[Stored data entries]

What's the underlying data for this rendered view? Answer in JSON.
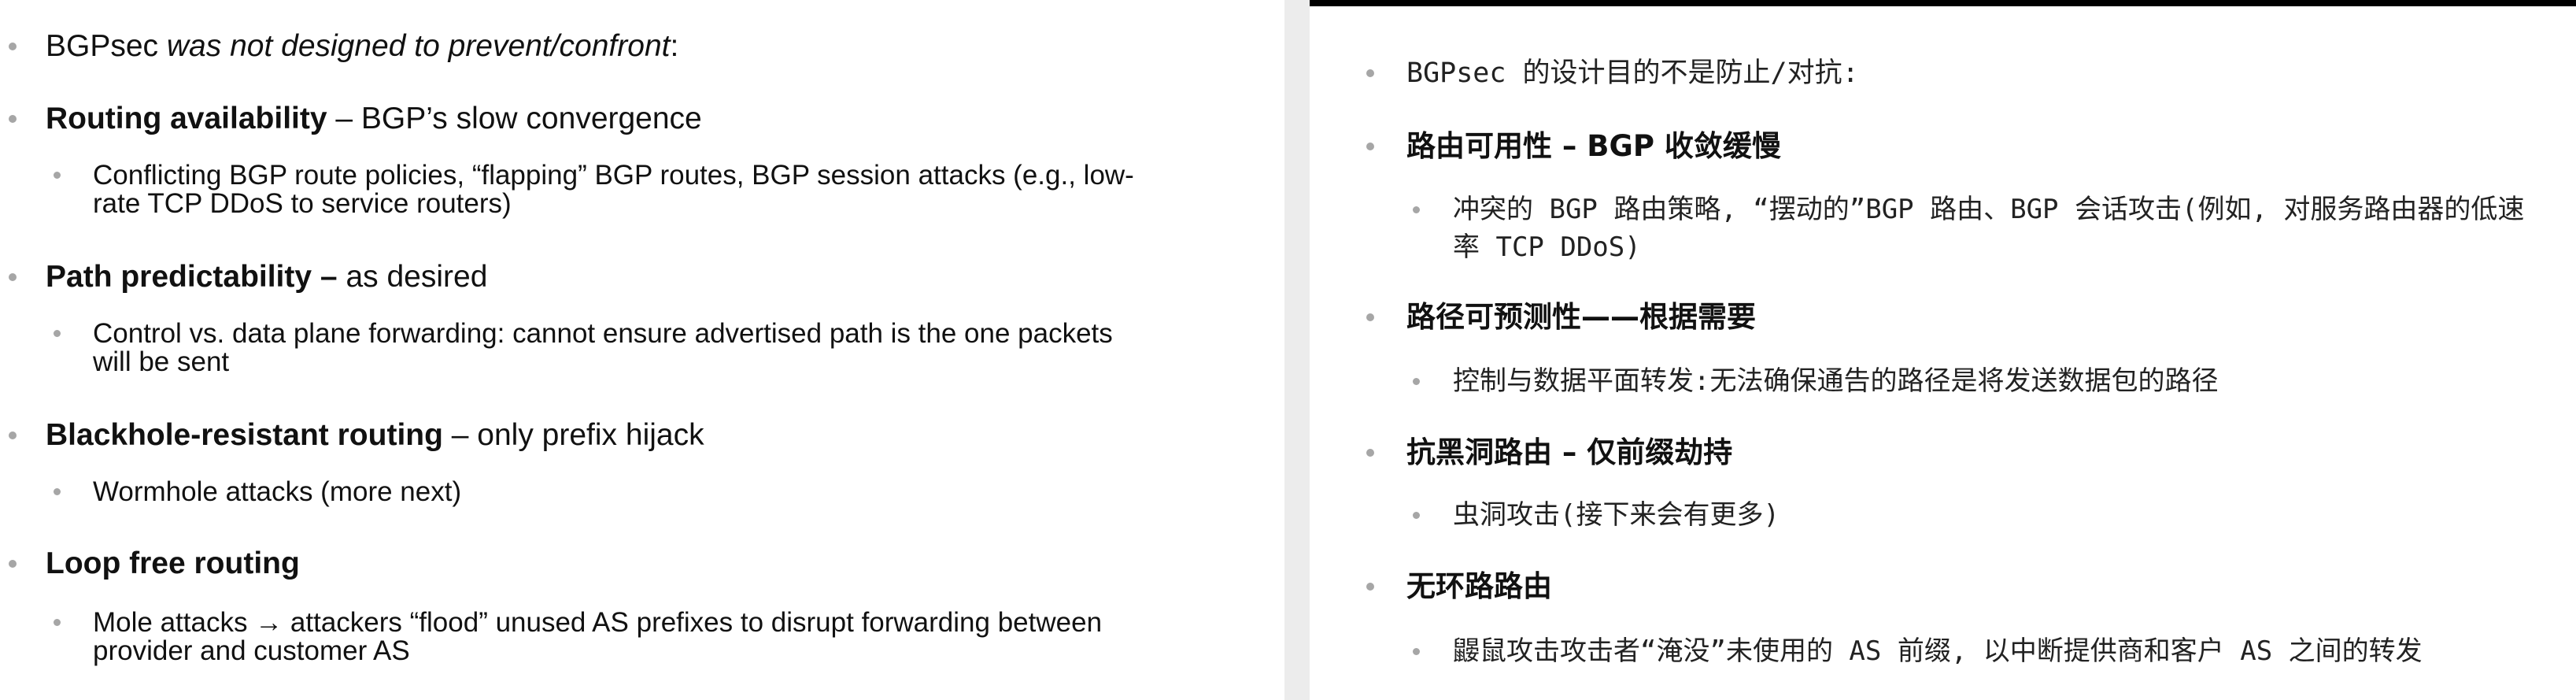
{
  "left": {
    "items": [
      {
        "bold": "",
        "rest": "BGPsec ",
        "italic": "was not designed to prevent/confront",
        "tail": ":"
      },
      {
        "bold": "Routing availability",
        "rest": " – BGP’s slow convergence"
      },
      {
        "line1": "Conflicting BGP route policies, “flapping” BGP routes, BGP session attacks (e.g., low-",
        "line2": "rate TCP DDoS to service routers)"
      },
      {
        "bold": "Path predictability –",
        "rest": " as desired"
      },
      {
        "line1": "Control vs. data plane forwarding: cannot ensure advertised path is the one packets",
        "line2": "will be sent"
      },
      {
        "bold": "Blackhole-resistant routing",
        "rest": " – only prefix hijack"
      },
      {
        "line1": "Wormhole attacks (more next)"
      },
      {
        "bold": "Loop free routing",
        "rest": ""
      },
      {
        "line1": "Mole attacks → attackers “flood” unused AS prefixes to disrupt forwarding between",
        "line2": "provider and customer AS"
      }
    ]
  },
  "right": {
    "items": [
      {
        "text": "BGPsec 的设计目的不是防止/对抗:"
      },
      {
        "text": "路由可用性 – BGP 收敛缓慢"
      },
      {
        "line1": "冲突的 BGP 路由策略, “摆动的”BGP 路由、BGP 会话攻击(例如, 对服务路由器的低速",
        "line2": "率 TCP DDoS)"
      },
      {
        "text": "路径可预测性——根据需要"
      },
      {
        "text": "控制与数据平面转发:无法确保通告的路径是将发送数据包的路径"
      },
      {
        "text": "抗黑洞路由 – 仅前缀劫持"
      },
      {
        "text": "虫洞攻击(接下来会有更多)"
      },
      {
        "text": "无环路路由"
      },
      {
        "text": "鼹鼠攻击攻击者“淹没”未使用的 AS 前缀, 以中断提供商和客户 AS 之间的转发"
      }
    ]
  },
  "colors": {
    "bullet": "#a6a6a6",
    "divider": "#ececec",
    "topbar": "#000000",
    "text": "#111111"
  }
}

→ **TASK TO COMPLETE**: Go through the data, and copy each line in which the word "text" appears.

→ **RESPONSE BELOW**:
        "text": "BGPsec 的设计目的不是防止/对抗:"
        "text": "路由可用性 – BGP 收敛缓慢"
        "text": "路径可预测性——根据需要"
        "text": "控制与数据平面转发:无法确保通告的路径是将发送数据包的路径"
        "text": "抗黑洞路由 – 仅前缀劫持"
        "text": "虫洞攻击(接下来会有更多)"
        "text": "无环路路由"
        "text": "鼹鼠攻击攻击者“淹没”未使用的 AS 前缀, 以中断提供商和客户 AS 之间的转发"
    "text": "#111111"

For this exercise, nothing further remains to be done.